Information START

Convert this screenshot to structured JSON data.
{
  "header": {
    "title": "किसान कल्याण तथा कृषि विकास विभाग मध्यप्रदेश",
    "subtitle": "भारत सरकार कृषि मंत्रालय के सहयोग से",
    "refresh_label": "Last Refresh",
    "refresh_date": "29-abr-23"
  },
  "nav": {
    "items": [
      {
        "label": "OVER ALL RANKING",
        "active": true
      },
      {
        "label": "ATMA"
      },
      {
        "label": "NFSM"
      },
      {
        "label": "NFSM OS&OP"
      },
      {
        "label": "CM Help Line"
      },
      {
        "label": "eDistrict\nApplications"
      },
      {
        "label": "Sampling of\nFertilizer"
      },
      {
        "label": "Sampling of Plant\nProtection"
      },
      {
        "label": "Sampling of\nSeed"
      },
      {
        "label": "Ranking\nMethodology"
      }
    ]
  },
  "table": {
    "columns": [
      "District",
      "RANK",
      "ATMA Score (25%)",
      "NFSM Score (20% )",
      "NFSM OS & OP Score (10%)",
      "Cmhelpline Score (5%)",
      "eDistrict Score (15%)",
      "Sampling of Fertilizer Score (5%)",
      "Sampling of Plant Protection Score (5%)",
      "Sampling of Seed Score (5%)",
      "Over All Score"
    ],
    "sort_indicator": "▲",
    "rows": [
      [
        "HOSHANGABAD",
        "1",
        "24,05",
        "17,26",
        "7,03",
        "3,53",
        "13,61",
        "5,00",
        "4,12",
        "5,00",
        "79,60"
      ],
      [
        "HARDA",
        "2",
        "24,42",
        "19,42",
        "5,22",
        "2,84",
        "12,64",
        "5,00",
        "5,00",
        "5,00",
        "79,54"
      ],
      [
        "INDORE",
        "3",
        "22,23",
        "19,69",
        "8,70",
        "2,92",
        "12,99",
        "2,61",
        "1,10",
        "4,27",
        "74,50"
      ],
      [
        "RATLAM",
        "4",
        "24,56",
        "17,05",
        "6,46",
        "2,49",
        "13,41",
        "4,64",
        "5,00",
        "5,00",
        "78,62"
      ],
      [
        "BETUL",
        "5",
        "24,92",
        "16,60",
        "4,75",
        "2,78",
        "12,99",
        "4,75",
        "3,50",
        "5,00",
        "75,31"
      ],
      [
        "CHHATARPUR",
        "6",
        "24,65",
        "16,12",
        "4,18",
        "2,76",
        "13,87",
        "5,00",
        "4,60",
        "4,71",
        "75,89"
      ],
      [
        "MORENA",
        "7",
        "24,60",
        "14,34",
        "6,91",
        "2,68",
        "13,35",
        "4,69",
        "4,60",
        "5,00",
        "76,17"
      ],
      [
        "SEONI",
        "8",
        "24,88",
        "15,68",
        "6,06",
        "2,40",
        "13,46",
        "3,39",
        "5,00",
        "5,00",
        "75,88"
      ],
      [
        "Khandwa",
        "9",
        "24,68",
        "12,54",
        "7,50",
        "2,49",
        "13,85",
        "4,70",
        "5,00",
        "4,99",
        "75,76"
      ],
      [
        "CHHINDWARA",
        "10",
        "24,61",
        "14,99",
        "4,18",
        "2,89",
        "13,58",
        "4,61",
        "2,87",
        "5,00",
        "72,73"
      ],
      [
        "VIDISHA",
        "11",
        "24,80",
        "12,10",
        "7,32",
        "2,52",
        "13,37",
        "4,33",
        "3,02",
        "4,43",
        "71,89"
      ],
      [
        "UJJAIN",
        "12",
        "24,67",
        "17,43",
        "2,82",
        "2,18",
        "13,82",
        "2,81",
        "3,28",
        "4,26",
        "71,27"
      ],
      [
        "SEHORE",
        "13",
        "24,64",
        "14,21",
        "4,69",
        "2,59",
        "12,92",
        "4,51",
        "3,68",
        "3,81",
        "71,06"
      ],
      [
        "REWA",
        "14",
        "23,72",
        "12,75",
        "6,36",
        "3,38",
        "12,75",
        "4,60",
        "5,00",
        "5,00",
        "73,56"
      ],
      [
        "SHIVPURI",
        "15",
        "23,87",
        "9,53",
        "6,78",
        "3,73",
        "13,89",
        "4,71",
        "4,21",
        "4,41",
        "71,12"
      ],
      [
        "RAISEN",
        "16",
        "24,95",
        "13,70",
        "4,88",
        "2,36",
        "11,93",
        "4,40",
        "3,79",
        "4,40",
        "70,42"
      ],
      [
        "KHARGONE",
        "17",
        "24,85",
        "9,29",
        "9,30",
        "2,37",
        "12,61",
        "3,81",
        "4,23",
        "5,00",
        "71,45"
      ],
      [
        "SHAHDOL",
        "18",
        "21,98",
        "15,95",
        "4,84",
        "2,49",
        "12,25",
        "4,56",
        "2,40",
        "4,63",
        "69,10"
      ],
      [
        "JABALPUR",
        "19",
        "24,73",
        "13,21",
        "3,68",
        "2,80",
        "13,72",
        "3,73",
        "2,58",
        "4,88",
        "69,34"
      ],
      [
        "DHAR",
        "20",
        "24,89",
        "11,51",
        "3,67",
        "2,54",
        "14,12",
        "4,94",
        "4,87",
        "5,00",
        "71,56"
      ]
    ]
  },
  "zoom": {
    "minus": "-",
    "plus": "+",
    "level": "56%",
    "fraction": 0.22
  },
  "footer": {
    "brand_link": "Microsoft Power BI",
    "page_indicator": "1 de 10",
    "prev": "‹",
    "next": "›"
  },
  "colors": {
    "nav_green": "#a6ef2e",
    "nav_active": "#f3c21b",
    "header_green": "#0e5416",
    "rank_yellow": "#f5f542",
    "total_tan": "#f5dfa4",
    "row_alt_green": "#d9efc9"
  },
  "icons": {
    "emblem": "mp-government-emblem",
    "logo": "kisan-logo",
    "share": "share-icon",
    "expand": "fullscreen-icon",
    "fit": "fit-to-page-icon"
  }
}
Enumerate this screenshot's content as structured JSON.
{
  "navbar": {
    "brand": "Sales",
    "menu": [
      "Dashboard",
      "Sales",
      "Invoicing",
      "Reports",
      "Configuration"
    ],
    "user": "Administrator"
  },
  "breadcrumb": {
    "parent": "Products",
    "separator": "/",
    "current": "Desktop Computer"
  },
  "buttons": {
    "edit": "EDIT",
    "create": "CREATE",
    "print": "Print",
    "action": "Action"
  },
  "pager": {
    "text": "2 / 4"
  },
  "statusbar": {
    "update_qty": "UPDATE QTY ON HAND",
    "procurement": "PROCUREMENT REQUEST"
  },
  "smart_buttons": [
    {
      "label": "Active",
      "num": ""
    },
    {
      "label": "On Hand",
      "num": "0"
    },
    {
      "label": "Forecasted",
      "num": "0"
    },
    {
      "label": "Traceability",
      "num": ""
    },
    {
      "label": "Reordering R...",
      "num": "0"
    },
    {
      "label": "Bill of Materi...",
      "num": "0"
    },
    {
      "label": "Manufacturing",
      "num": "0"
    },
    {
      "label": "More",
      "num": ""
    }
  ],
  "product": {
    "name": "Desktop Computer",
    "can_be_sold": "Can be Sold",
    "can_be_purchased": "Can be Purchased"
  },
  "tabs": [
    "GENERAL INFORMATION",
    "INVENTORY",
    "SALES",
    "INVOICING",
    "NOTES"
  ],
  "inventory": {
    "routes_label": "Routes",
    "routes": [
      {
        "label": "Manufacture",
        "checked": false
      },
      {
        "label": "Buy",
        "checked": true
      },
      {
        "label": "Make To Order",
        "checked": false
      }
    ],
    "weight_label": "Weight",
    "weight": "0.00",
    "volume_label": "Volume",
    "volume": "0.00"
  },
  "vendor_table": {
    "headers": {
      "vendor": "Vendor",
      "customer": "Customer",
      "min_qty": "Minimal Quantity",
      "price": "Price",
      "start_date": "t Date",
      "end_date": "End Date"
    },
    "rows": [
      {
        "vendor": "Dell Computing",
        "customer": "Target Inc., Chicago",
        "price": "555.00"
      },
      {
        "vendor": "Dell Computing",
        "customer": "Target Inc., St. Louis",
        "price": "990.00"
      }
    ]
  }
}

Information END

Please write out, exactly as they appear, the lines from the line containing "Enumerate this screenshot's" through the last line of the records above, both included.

Enumerate this screenshot's content as structured JSON.
{
  "navbar": {
    "brand": "Sales",
    "menu": [
      "Dashboard",
      "Sales",
      "Invoicing",
      "Reports",
      "Configuration"
    ],
    "user": "Administrator"
  },
  "breadcrumb": {
    "parent": "Products",
    "separator": "/",
    "current": "Desktop Computer"
  },
  "buttons": {
    "edit": "EDIT",
    "create": "CREATE",
    "print": "Print",
    "action": "Action"
  },
  "pager": {
    "text": "2 / 4"
  },
  "statusbar": {
    "update_qty": "UPDATE QTY ON HAND",
    "procurement": "PROCUREMENT REQUEST"
  },
  "smart_buttons": [
    {
      "label": "Active",
      "num": ""
    },
    {
      "label": "On Hand",
      "num": "0"
    },
    {
      "label": "Forecasted",
      "num": "0"
    },
    {
      "label": "Traceability",
      "num": ""
    },
    {
      "label": "Reordering R...",
      "num": "0"
    },
    {
      "label": "Bill of Materi...",
      "num": "0"
    },
    {
      "label": "Manufacturing",
      "num": "0"
    },
    {
      "label": "More",
      "num": ""
    }
  ],
  "product": {
    "name": "Desktop Computer",
    "can_be_sold": "Can be Sold",
    "can_be_purchased": "Can be Purchased"
  },
  "tabs": [
    "GENERAL INFORMATION",
    "INVENTORY",
    "SALES",
    "INVOICING",
    "NOTES"
  ],
  "inventory": {
    "routes_label": "Routes",
    "routes": [
      {
        "label": "Manufacture",
        "checked": false
      },
      {
        "label": "Buy",
        "checked": true
      },
      {
        "label": "Make To Order",
        "checked": false
      }
    ],
    "weight_label": "Weight",
    "weight": "0.00",
    "volume_label": "Volume",
    "volume": "0.00"
  },
  "vendor_table": {
    "headers": {
      "vendor": "Vendor",
      "customer": "Customer",
      "min_qty": "Minimal Quantity",
      "price": "Price",
      "start_date": "t Date",
      "end_date": "End Date"
    },
    "rows": [
      {
        "vendor": "Dell Computing",
        "customer": "Target Inc., Chicago",
        "price": "555.00"
      },
      {
        "vendor": "Dell Computing",
        "customer": "Target Inc., St. Louis",
        "price": "990.00"
      }
    ]
  }
}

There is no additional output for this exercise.